Monterey Bay Aquarium Research Institute


A market-based approach to tightly coordinating multirobot teams

Nidhi Kalra
Robotics Institute, Carnegie Mellon University

November 1, 2006
Pacific Forum - 3:00 PM

Multirobot teams are a valuable means of completing missions in hazardous, unknown environments: they operate in conditions unsuitable for humans and offer robustness, speed, and flexibility.

A snapshot from our simulator that highlights three rovers exploring an environment while maintaining line of sight communication contact with each other. Here, the right-most robot will have to closely coordinate with its teammates to visit its next point of interest without violating the team's LOS constraints.

Nevertheless, these conditions often require that robots closely coordinate to ensure mission success. Consider a team of rovers exploring a hazardous environment. For safety and monitoring, we constrain teammates to maintain an ad-hoc network to complete their mission.

Two of our team of three e-Gator robotic platforms

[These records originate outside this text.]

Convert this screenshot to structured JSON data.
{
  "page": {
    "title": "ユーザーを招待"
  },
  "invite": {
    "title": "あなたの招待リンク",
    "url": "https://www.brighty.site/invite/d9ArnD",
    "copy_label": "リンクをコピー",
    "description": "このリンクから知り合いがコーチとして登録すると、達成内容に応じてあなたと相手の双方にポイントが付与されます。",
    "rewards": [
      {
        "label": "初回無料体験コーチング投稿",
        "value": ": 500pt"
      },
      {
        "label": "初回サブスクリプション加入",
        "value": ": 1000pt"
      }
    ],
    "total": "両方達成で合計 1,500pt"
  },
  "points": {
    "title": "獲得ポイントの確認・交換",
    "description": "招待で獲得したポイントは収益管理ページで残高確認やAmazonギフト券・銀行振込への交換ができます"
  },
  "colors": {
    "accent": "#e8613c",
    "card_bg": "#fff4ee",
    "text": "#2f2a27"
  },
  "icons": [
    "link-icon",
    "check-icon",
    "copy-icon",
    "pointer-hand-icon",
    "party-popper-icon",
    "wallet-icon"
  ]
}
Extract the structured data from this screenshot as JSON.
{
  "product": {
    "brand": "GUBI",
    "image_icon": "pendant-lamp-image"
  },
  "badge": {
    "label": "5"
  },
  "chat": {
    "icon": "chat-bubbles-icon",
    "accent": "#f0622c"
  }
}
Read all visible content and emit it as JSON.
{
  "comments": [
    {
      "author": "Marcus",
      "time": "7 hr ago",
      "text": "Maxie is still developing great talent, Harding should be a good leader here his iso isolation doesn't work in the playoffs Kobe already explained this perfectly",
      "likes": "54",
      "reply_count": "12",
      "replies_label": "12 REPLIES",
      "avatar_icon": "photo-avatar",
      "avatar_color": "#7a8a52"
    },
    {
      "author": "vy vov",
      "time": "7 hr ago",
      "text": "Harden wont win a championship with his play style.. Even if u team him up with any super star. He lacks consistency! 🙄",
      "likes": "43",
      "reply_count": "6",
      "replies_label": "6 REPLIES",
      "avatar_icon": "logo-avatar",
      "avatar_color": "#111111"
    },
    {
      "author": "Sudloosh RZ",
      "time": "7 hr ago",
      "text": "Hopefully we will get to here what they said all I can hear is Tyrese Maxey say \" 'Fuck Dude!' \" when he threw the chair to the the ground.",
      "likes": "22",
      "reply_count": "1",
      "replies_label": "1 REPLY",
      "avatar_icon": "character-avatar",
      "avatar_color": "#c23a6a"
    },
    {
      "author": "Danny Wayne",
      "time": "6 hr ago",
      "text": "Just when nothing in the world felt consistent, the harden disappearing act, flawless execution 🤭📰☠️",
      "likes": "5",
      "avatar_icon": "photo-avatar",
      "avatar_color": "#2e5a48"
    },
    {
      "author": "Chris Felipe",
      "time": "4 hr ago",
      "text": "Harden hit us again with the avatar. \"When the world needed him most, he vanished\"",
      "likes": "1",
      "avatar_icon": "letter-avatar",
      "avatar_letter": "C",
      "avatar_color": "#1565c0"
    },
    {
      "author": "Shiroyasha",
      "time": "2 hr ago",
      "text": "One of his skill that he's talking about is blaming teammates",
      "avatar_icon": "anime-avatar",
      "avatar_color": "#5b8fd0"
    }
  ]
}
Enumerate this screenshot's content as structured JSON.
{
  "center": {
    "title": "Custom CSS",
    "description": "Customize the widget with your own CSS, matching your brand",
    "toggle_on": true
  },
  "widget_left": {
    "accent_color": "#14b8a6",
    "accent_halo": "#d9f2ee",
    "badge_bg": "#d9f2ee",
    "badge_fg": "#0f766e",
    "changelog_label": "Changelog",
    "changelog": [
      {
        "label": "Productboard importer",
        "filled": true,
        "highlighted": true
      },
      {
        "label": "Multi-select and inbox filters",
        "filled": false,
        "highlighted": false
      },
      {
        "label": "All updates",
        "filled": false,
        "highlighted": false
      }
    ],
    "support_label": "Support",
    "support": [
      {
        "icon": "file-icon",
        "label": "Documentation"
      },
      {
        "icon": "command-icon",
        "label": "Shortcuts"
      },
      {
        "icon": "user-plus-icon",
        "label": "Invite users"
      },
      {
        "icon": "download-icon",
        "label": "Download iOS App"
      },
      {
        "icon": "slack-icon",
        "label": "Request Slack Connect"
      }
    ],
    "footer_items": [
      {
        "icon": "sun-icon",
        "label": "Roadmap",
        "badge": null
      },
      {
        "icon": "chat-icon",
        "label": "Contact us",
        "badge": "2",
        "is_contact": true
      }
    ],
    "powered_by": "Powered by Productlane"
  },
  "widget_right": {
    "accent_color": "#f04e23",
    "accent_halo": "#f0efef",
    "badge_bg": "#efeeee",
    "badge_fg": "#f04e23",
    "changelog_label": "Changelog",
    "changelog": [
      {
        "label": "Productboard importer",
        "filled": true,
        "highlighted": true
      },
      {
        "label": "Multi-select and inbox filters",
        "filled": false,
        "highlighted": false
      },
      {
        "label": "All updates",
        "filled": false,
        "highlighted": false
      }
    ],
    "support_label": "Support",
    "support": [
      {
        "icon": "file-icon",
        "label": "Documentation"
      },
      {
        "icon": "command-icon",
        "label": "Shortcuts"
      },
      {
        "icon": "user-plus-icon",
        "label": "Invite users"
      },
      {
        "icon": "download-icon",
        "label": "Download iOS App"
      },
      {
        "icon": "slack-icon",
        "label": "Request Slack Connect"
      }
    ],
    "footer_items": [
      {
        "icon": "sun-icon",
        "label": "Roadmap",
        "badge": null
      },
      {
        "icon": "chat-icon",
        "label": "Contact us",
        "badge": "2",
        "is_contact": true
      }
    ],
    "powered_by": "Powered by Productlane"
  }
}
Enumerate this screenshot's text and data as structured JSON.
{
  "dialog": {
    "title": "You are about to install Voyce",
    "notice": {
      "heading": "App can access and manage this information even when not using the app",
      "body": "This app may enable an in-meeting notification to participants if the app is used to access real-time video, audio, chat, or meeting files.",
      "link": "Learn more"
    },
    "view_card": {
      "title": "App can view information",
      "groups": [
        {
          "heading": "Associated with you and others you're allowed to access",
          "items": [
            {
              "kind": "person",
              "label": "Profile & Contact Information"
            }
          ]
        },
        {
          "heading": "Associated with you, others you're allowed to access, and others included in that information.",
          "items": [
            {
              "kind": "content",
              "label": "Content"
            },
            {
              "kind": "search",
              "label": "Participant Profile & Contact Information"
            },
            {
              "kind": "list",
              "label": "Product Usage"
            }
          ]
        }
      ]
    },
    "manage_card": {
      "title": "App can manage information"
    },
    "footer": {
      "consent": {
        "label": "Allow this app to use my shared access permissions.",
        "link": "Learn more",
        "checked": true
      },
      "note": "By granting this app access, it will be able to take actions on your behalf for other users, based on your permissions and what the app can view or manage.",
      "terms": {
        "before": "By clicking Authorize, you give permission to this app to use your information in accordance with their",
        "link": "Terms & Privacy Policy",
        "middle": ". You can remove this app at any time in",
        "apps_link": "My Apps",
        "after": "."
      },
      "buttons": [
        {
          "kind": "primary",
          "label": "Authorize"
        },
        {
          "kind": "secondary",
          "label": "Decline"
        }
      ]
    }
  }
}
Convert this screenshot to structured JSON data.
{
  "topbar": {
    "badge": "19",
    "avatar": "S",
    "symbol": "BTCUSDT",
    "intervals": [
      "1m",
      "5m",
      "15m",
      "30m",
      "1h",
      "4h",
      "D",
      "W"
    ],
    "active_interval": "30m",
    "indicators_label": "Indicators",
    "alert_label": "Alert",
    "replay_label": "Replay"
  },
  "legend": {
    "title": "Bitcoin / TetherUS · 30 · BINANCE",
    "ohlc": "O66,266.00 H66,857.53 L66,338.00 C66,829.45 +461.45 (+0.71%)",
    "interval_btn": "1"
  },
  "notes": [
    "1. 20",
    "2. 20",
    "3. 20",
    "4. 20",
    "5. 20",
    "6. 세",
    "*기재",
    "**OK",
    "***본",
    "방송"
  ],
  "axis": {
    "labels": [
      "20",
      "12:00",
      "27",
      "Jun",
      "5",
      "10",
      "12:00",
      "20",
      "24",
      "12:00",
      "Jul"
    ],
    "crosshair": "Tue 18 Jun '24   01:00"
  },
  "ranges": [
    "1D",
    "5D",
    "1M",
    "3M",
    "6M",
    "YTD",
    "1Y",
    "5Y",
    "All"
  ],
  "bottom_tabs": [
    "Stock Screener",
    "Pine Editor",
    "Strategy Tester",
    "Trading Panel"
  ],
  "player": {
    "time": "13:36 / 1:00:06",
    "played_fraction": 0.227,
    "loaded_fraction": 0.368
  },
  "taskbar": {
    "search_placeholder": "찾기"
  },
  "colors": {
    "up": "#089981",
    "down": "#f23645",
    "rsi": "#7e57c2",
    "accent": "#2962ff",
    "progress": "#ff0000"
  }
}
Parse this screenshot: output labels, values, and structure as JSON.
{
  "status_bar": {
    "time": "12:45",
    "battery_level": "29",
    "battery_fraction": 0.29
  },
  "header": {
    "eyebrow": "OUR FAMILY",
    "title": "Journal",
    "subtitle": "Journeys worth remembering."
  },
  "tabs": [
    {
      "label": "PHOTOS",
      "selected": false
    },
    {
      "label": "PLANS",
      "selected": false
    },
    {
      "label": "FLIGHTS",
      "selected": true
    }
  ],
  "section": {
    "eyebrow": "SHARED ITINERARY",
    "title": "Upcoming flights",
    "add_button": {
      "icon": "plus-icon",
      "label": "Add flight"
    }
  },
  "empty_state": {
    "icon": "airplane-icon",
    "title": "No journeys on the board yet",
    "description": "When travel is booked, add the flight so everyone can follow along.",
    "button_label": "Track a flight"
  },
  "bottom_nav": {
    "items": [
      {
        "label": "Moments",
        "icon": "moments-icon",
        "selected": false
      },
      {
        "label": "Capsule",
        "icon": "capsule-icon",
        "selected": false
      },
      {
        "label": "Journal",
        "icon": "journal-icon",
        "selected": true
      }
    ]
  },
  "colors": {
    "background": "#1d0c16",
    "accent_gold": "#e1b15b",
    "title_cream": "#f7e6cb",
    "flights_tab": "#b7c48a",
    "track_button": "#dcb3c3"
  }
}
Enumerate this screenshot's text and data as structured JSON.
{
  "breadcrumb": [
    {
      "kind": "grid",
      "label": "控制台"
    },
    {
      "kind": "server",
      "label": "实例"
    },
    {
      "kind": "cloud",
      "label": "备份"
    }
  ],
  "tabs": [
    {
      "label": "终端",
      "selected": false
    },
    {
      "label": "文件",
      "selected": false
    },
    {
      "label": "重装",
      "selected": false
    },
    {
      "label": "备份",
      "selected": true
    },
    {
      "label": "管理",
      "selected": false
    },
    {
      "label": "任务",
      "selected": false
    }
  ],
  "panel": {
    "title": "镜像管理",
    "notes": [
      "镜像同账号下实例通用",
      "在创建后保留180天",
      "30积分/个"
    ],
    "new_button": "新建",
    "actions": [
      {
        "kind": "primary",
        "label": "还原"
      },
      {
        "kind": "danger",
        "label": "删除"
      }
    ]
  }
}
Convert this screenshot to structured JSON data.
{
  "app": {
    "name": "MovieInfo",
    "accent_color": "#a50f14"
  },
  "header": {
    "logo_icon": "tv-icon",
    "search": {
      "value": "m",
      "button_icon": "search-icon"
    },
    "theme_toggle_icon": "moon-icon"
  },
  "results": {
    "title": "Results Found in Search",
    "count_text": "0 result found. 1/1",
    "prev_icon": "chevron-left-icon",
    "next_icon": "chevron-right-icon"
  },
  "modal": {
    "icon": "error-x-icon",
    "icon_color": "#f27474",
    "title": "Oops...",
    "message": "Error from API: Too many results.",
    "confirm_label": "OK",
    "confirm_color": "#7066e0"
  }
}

In this talk, I explore the coordination challenges posed by these domains that require solving a distributed, tightly-coupled multirobot planning problem. Uncertainty in the environment and the team also necessitates persistent tight coordination between teammates throughout execution. Additionally, I present our framework, Hoplites, that borrows ideas from economics to achieve coordination. In Hoplites, the team simulates a market-economy in which robots negotiate tightly-coupled plans that efficiently meet both the mission constraints and objectives. I also highlight simulation and field experiments involving two different problem domains.